    o Further plan suggestions required the Trust to apply for and obtain a departure before the plans could be approved. Although two departure applications were made subsequent to the approval of the 2015 plans, neither had been granted. It followed that the 2015 plans were unlawfully approved.
  • Similar problems remained in the 2017 and 2018 plans, with the conclusion therefore that the approvals had
    to be set aside.
  • In addition, regarding the building as actually constructed, it appeared that it was very different from the plans approved, whether it be the 2015, 2017 or 2018 plans. Section 4 of the Building Act prohibits the construction of buildings without approved plans. In terms of regulation A25(5) it is a criminal offence to deviate to a material degree from approved plans unless the deviation has been approved.

CONCLUSION

The conclusion was therefore that the plan approvals had to be set aside on multiple grounds. The CRA was also
entitled to a declaration that the building as actually constructed violated the 2018 plans in the respects identified, since such deviations were a violation of the Building Act and its regulations.

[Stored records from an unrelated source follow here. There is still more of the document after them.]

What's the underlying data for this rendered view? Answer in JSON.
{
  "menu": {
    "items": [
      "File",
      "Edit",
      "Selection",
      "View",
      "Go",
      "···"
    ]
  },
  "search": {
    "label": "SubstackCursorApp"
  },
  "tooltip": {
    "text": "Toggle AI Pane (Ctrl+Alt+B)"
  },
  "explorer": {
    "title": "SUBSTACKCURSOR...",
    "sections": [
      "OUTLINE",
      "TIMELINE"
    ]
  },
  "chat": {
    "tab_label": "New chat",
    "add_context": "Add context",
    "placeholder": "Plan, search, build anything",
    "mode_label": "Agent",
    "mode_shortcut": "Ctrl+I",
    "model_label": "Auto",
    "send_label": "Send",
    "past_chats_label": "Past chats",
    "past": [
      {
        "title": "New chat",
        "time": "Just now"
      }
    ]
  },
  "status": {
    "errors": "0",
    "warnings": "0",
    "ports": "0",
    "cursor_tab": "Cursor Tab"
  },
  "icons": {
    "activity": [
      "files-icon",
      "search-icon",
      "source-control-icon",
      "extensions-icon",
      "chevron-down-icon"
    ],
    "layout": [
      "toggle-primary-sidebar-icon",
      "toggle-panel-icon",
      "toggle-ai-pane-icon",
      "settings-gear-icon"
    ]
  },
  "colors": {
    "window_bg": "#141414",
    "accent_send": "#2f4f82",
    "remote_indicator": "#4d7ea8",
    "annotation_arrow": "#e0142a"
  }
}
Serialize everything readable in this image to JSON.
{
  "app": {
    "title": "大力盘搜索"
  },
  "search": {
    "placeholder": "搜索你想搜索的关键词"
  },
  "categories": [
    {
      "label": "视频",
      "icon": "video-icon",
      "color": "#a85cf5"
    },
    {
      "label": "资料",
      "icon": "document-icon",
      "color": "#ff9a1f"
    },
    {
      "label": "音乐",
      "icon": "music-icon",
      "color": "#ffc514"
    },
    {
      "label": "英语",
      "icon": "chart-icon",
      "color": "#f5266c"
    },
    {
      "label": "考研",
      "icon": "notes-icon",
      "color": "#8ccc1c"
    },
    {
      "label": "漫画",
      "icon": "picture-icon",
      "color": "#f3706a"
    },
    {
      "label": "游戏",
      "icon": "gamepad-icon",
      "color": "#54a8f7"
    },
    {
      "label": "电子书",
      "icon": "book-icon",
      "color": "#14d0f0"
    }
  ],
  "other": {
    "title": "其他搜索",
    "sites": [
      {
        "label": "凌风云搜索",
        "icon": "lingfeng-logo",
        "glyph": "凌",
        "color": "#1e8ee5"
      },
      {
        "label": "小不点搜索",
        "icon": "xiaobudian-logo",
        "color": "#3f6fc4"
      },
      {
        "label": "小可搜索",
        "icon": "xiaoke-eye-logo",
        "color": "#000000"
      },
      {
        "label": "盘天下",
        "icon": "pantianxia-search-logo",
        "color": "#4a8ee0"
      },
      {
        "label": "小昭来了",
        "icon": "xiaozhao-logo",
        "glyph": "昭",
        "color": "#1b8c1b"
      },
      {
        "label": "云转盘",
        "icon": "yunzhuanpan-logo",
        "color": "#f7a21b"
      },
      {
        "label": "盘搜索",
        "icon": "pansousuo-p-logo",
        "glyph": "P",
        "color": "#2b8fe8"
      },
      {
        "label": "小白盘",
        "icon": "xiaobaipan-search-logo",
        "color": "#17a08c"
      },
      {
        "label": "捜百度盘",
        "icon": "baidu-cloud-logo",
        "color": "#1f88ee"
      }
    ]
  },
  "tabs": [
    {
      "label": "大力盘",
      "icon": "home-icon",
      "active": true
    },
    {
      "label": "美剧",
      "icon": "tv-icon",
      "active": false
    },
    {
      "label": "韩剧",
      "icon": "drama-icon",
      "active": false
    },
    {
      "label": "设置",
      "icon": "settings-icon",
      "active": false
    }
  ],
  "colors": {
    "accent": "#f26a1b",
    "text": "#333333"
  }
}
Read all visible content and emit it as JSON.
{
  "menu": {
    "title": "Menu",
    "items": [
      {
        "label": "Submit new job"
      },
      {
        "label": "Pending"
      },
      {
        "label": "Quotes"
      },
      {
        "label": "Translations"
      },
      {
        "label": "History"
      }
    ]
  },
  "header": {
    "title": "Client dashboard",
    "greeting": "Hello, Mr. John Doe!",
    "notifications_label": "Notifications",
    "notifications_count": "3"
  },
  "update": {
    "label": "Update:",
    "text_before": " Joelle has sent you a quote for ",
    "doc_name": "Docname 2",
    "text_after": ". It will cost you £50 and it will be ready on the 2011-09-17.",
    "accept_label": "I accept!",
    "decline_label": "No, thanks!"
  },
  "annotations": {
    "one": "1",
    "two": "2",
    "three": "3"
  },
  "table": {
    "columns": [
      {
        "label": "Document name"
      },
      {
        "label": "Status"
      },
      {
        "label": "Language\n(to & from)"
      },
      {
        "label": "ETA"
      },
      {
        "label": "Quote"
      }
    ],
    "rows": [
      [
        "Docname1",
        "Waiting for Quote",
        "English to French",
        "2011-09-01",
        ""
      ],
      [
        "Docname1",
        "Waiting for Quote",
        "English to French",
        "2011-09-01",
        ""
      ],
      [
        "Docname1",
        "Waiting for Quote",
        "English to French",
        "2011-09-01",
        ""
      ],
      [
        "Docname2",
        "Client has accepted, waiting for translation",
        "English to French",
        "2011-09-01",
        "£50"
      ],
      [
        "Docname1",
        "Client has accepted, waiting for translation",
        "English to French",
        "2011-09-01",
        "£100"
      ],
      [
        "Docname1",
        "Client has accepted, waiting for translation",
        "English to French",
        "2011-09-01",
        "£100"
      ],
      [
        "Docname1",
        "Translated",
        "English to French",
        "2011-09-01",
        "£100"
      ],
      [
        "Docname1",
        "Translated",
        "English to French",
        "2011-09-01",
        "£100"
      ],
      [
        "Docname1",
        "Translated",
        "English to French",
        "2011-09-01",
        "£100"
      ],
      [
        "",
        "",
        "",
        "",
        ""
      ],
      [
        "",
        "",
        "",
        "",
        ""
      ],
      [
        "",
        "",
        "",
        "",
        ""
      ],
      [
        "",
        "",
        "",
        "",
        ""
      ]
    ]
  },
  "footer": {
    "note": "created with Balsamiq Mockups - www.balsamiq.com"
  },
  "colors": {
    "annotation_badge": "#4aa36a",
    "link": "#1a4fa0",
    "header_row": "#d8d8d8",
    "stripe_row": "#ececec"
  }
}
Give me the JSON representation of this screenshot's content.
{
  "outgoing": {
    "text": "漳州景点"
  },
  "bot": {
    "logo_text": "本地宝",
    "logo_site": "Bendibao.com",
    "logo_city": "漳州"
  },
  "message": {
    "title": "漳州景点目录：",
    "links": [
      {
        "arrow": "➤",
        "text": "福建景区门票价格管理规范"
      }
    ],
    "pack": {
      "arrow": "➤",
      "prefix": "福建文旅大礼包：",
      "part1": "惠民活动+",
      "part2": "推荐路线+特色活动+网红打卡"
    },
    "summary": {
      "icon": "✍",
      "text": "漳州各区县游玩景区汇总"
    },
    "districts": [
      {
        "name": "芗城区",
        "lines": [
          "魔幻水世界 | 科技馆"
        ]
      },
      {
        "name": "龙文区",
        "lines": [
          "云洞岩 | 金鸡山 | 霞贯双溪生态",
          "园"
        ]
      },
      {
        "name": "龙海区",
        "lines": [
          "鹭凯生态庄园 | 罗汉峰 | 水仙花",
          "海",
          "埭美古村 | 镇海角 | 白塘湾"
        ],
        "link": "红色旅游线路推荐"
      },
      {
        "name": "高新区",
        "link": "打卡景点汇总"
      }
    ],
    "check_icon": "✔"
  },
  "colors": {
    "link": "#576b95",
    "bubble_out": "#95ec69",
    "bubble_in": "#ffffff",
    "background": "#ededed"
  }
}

In respect of the request for a demolition order to be issued, the Court noted, with regards to the question of prejudice, that it had to be kept in mind that, from the outset, the Trust began building a house which was materially different to the one shown in the 2015 plans. The 2015 plans will not allow the dwelling which had been built to be preserved to any material extent. The Trust pressed ahead with its building work, knowing about its neighbours’ concerns. It cast its roof slab in June 2018 at a time when its first departure application was still pending and the time for lodging objections had not expired. Nonetheless, in the meantime, the Court ordered that the Trust be allowed some time to consider its options for regularising matters.

The Judgment can be viewed here: